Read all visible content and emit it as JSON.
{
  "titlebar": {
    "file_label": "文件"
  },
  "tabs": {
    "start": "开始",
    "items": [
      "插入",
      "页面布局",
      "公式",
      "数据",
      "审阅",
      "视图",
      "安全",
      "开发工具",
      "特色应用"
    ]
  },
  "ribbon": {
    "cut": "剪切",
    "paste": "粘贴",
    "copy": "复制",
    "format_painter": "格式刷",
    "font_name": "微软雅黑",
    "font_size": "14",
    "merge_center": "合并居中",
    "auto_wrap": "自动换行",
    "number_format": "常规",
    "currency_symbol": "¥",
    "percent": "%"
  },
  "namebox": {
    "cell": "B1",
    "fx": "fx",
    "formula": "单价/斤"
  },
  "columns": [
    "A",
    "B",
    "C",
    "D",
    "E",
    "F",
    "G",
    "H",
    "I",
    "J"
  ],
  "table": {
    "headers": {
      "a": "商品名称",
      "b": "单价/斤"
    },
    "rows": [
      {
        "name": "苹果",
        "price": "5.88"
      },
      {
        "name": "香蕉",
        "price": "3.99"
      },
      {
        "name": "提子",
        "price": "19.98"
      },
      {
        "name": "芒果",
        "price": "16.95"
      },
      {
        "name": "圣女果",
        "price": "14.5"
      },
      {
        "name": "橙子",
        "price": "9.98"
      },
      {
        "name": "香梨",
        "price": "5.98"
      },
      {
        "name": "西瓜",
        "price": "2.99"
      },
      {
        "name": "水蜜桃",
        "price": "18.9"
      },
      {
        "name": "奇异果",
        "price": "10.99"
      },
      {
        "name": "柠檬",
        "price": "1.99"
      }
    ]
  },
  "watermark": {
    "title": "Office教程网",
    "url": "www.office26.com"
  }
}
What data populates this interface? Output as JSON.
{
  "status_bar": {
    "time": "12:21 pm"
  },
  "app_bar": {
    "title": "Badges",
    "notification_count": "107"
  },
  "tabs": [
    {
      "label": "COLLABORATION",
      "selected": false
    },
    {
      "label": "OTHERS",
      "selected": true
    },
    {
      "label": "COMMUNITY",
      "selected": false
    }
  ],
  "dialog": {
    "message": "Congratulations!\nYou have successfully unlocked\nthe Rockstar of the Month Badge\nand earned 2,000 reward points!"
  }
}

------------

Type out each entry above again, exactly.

Read all visible content and emit it as JSON.
{
  "titlebar": {
    "file_label": "文件"
  },
  "tabs": {
    "start": "开始",
    "items": [
      "插入",
      "页面布局",
      "公式",
      "数据",
      "审阅",
      "视图",
      "安全",
      "开发工具",
      "特色应用"
    ]
  },
  "ribbon": {
    "cut": "剪切",
    "paste": "粘贴",
    "copy": "复制",
    "format_painter": "格式刷",
    "font_name": "微软雅黑",
    "font_size": "14",
    "merge_center": "合并居中",
    "auto_wrap": "自动换行",
    "number_format": "常规",
    "currency_symbol": "¥",
    "percent": "%"
  },
  "namebox": {
    "cell": "B1",
    "fx": "fx",
    "formula": "单价/斤"
  },
  "columns": [
    "A",
    "B",
    "C",
    "D",
    "E",
    "F",
    "G",
    "H",
    "I",
    "J"
  ],
  "table": {
    "headers": {
      "a": "商品名称",
      "b": "单价/斤"
    },
    "rows": [
      {
        "name": "苹果",
        "price": "5.88"
      },
      {
        "name": "香蕉",
        "price": "3.99"
      },
      {
        "name": "提子",
        "price": "19.98"
      },
      {
        "name": "芒果",
        "price": "16.95"
      },
      {
        "name": "圣女果",
        "price": "14.5"
      },
      {
        "name": "橙子",
        "price": "9.98"
      },
      {
        "name": "香梨",
        "price": "5.98"
      },
      {
        "name": "西瓜",
        "price": "2.99"
      },
      {
        "name": "水蜜桃",
        "price": "18.9"
      },
      {
        "name": "奇异果",
        "price": "10.99"
      },
      {
        "name": "柠檬",
        "price": "1.99"
      }
    ]
  },
  "watermark": {
    "title": "Office教程网",
    "url": "www.office26.com"
  }
}
What data populates this interface? Output as JSON.
{
  "status_bar": {
    "time": "12:21 pm"
  },
  "app_bar": {
    "title": "Badges",
    "notification_count": "107"
  },
  "tabs": [
    {
      "label": "COLLABORATION",
      "selected": false
    },
    {
      "label": "OTHERS",
      "selected": true
    },
    {
      "label": "COMMUNITY",
      "selected": false
    }
  ],
  "dialog": {
    "message": "Congratulations!\nYou have successfully unlocked\nthe Rockstar of the Month Badge\nand earned 2,000 reward points!"
  }
}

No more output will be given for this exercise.